● **What the task asks**
Give only a number in reply. It should be how many lines in the records contain the string "title".

● **Supplied data**
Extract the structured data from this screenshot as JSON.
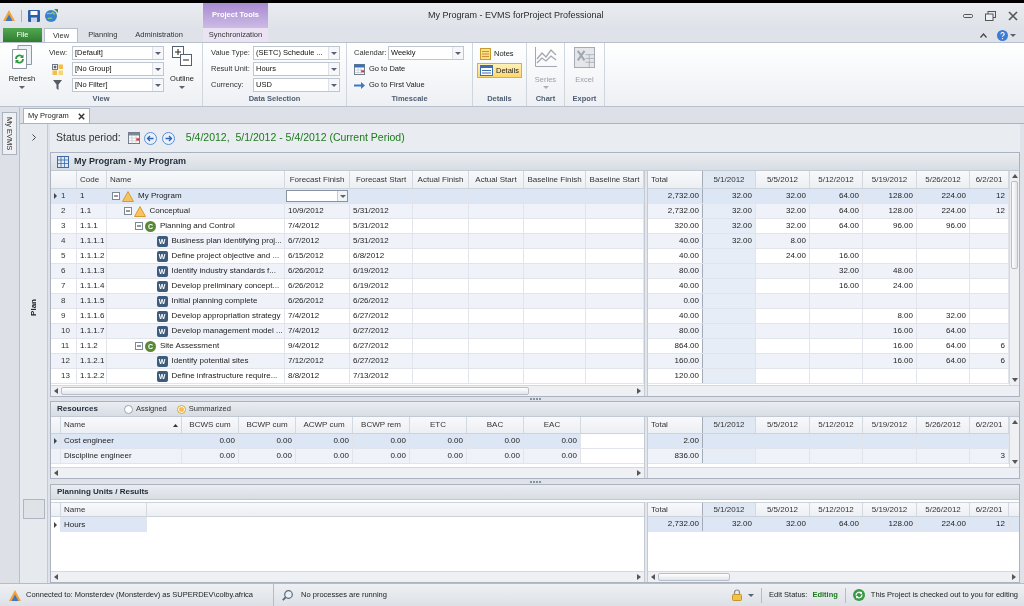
{
  "window": {
    "title": "My Program - EVMS forProject Professional"
  },
  "context_group": {
    "label": "Project Tools"
  },
  "ribbon_tabs": [
    {
      "label": "File",
      "kind": "file",
      "selected": false
    },
    {
      "label": "View",
      "kind": "standard",
      "selected": true
    },
    {
      "label": "Planning",
      "kind": "standard",
      "selected": false
    },
    {
      "label": "Administration",
      "kind": "standard",
      "selected": false
    },
    {
      "label": "Synchronization",
      "kind": "contextual",
      "selected": false
    }
  ],
  "ribbon": {
    "view": {
      "label": "View",
      "refresh": {
        "label": "Refresh"
      },
      "view_field": {
        "label": "View:",
        "value": "[Default]"
      },
      "group_field": {
        "value": "[No Group]"
      },
      "filter_field": {
        "value": "[No Filter]"
      },
      "outline": {
        "label": "Outline"
      }
    },
    "data_selection": {
      "label": "Data Selection",
      "fields": [
        {
          "label": "Value Type:",
          "value": "(SETC) Schedule ..."
        },
        {
          "label": "Result Unit:",
          "value": "Hours"
        },
        {
          "label": "Currency:",
          "value": "USD"
        }
      ]
    },
    "timescale": {
      "label": "Timescale",
      "calendar": {
        "label": "Calendar:",
        "value": "Weekly"
      },
      "go_to_date": {
        "label": "Go to Date"
      },
      "go_to_first": {
        "label": "Go to First Value"
      }
    },
    "details": {
      "label": "Details",
      "buttons": [
        {
          "label": "Notes",
          "kind": "notes",
          "selected": false
        },
        {
          "label": "Details",
          "kind": "details",
          "selected": true
        }
      ]
    },
    "chart": {
      "label": "Chart",
      "series": {
        "label": "Series",
        "disabled": true
      }
    },
    "export": {
      "label": "Export",
      "excel": {
        "label": "Excel",
        "disabled": true
      }
    }
  },
  "side_tab": {
    "label": "My EVMS"
  },
  "document_tab": {
    "label": "My Program"
  },
  "plan_panel": {
    "label": "Plan"
  },
  "status_period": {
    "label": "Status period:",
    "value": "5/4/2012,  5/1/2012 - 5/4/2012 (Current Period)"
  },
  "plan_grid": {
    "title": "My Program - My Program",
    "columns": [
      "Code",
      "Name",
      "Forecast Finish",
      "Forecast Start",
      "Actual Finish",
      "Actual Start",
      "Baseline Finish",
      "Baseline Start"
    ],
    "timeline_columns": [
      {
        "label": "Total",
        "current": false
      },
      {
        "label": "5/1/2012",
        "current": true
      },
      {
        "label": "5/5/2012",
        "current": false
      },
      {
        "label": "5/12/2012",
        "current": false
      },
      {
        "label": "5/19/2012",
        "current": false
      },
      {
        "label": "5/26/2012",
        "current": false
      },
      {
        "label": "6/2/201",
        "current": false
      }
    ],
    "rows": [
      {
        "number": "1",
        "code": "1",
        "name": "My Program",
        "kind": "summary",
        "expanded": true,
        "selected": true,
        "editing": true,
        "total": "2,732.00",
        "period_1": "32.00",
        "period_2": "32.00",
        "period_3": "64.00",
        "period_4": "128.00",
        "period_5": "224.00",
        "period_6": "12",
        "children": [
          {
            "number": "2",
            "code": "1.1",
            "name": "Conceptual",
            "kind": "summary",
            "expanded": true,
            "selected": false,
            "editing": false,
            "forecast_finish": "10/9/2012",
            "forecast_start": "5/31/2012",
            "total": "2,732.00",
            "period_1": "32.00",
            "period_2": "32.00",
            "period_3": "64.00",
            "period_4": "128.00",
            "period_5": "224.00",
            "period_6": "12",
            "children": [
              {
                "number": "3",
                "code": "1.1.1",
                "name": "Planning and Control",
                "kind": "account",
                "badge": "C",
                "expanded": true,
                "selected": false,
                "editing": false,
                "forecast_finish": "7/4/2012",
                "forecast_start": "5/31/2012",
                "total": "320.00",
                "period_1": "32.00",
                "period_2": "32.00",
                "period_3": "64.00",
                "period_4": "96.00",
                "period_5": "96.00",
                "children": [
                  {
                    "number": "4",
                    "code": "1.1.1.1",
                    "name": "Business plan identifying proj...",
                    "kind": "work",
                    "badge": "W",
                    "selected": false,
                    "editing": false,
                    "forecast_finish": "6/7/2012",
                    "forecast_start": "5/31/2012",
                    "total": "40.00",
                    "period_1": "32.00",
                    "period_2": "8.00"
                  },
                  {
                    "number": "5",
                    "code": "1.1.1.2",
                    "name": "Define project objective and ...",
                    "kind": "work",
                    "badge": "W",
                    "selected": false,
                    "editing": false,
                    "forecast_finish": "6/15/2012",
                    "forecast_start": "6/8/2012",
                    "total": "40.00",
                    "period_2": "24.00",
                    "period_3": "16.00"
                  },
                  {
                    "number": "6",
                    "code": "1.1.1.3",
                    "name": "Identify industry standards f...",
                    "kind": "work",
                    "badge": "W",
                    "selected": false,
                    "editing": false,
                    "forecast_finish": "6/26/2012",
                    "forecast_start": "6/19/2012",
                    "total": "80.00",
                    "period_3": "32.00",
                    "period_4": "48.00"
                  },
                  {
                    "number": "7",
                    "code": "1.1.1.4",
                    "name": "Develop preliminary concept...",
                    "kind": "work",
                    "badge": "W",
                    "selected": false,
                    "editing": false,
                    "forecast_finish": "6/26/2012",
                    "forecast_start": "6/19/2012",
                    "total": "40.00",
                    "period_3": "16.00",
                    "period_4": "24.00"
                  },
                  {
                    "number": "8",
                    "code": "1.1.1.5",
                    "name": "Initial planning complete",
                    "kind": "work",
                    "badge": "W",
                    "selected": false,
                    "editing": false,
                    "forecast_finish": "6/26/2012",
                    "forecast_start": "6/26/2012",
                    "total": "0.00"
                  },
                  {
                    "number": "9",
                    "code": "1.1.1.6",
                    "name": "Develop appropriation strategy",
                    "kind": "work",
                    "badge": "W",
                    "selected": false,
                    "editing": false,
                    "forecast_finish": "7/4/2012",
                    "forecast_start": "6/27/2012",
                    "total": "40.00",
                    "period_4": "8.00",
                    "period_5": "32.00"
                  },
                  {
                    "number": "10",
                    "code": "1.1.1.7",
                    "name": "Develop management model ...",
                    "kind": "work",
                    "badge": "W",
                    "selected": false,
                    "editing": false,
                    "forecast_finish": "7/4/2012",
                    "forecast_start": "6/27/2012",
                    "total": "80.00",
                    "period_4": "16.00",
                    "period_5": "64.00"
                  }
                ]
              },
              {
                "number": "11",
                "code": "1.1.2",
                "name": "Site Assessment",
                "kind": "account",
                "badge": "C",
                "expanded": true,
                "selected": false,
                "editing": false,
                "forecast_finish": "9/4/2012",
                "forecast_start": "6/27/2012",
                "total": "864.00",
                "period_4": "16.00",
                "period_5": "64.00",
                "period_6": "6",
                "children": [
                  {
                    "number": "12",
                    "code": "1.1.2.1",
                    "name": "Identify potential sites",
                    "kind": "work",
                    "badge": "W",
                    "selected": false,
                    "editing": false,
                    "forecast_finish": "7/12/2012",
                    "forecast_start": "6/27/2012",
                    "total": "160.00",
                    "period_4": "16.00",
                    "period_5": "64.00",
                    "period_6": "6"
                  },
                  {
                    "number": "13",
                    "code": "1.1.2.2",
                    "name": "Define infrastructure require...",
                    "kind": "work",
                    "badge": "W",
                    "selected": false,
                    "editing": false,
                    "forecast_finish": "8/8/2012",
                    "forecast_start": "7/13/2012",
                    "total": "120.00"
                  }
                ]
              }
            ]
          }
        ]
      }
    ]
  },
  "resources": {
    "title": "Resources",
    "modes": [
      {
        "label": "Assigned",
        "selected": false
      },
      {
        "label": "Summarized",
        "selected": true
      }
    ],
    "columns": [
      {
        "label": "Name",
        "sorted": true
      },
      {
        "label": "BCWS cum",
        "sorted": false
      },
      {
        "label": "BCWP cum",
        "sorted": false
      },
      {
        "label": "ACWP cum",
        "sorted": false
      },
      {
        "label": "BCWP rem",
        "sorted": false
      },
      {
        "label": "ETC",
        "sorted": false
      },
      {
        "label": "BAC",
        "sorted": false
      },
      {
        "label": "EAC",
        "sorted": false
      }
    ],
    "timeline_columns": [
      {
        "label": "Total",
        "current": false
      },
      {
        "label": "5/1/2012",
        "current": true
      },
      {
        "label": "5/5/2012",
        "current": false
      },
      {
        "label": "5/12/2012",
        "current": false
      },
      {
        "label": "5/19/2012",
        "current": false
      },
      {
        "label": "5/26/2012",
        "current": false
      },
      {
        "label": "6/2/201",
        "current": false
      }
    ],
    "rows": [
      {
        "name": "Cost engineer",
        "selected": true,
        "values": [
          "0.00",
          "0.00",
          "0.00",
          "0.00",
          "0.00",
          "0.00",
          "0.00"
        ],
        "total": "2.00"
      },
      {
        "name": "Discipline engineer",
        "selected": false,
        "values": [
          "0.00",
          "0.00",
          "0.00",
          "0.00",
          "0.00",
          "0.00",
          "0.00"
        ],
        "total": "836.00",
        "period_6": "3"
      }
    ]
  },
  "planning_units": {
    "title": "Planning Units / Results",
    "name_column": "Name",
    "timeline_columns": [
      {
        "label": "Total",
        "current": false
      },
      {
        "label": "5/1/2012",
        "current": true
      },
      {
        "label": "5/5/2012",
        "current": false
      },
      {
        "label": "5/12/2012",
        "current": false
      },
      {
        "label": "5/19/2012",
        "current": false
      },
      {
        "label": "5/26/2012",
        "current": false
      },
      {
        "label": "6/2/201",
        "current": false
      }
    ],
    "rows": [
      {
        "name": "Hours",
        "selected": true,
        "total": "2,732.00",
        "period_1": "32.00",
        "period_2": "32.00",
        "period_3": "64.00",
        "period_4": "128.00",
        "period_5": "224.00",
        "period_6": "12"
      }
    ]
  },
  "status_bar": {
    "connection": "Connected to: Monsterdev (Monsterdev) as SUPERDEV\\colby.africa",
    "processes": "No processes are running",
    "edit_status_label": "Edit Status:",
    "edit_status": "Editing",
    "checkout": "This Project is checked out to you for editing"
  }
}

● **Task result**
4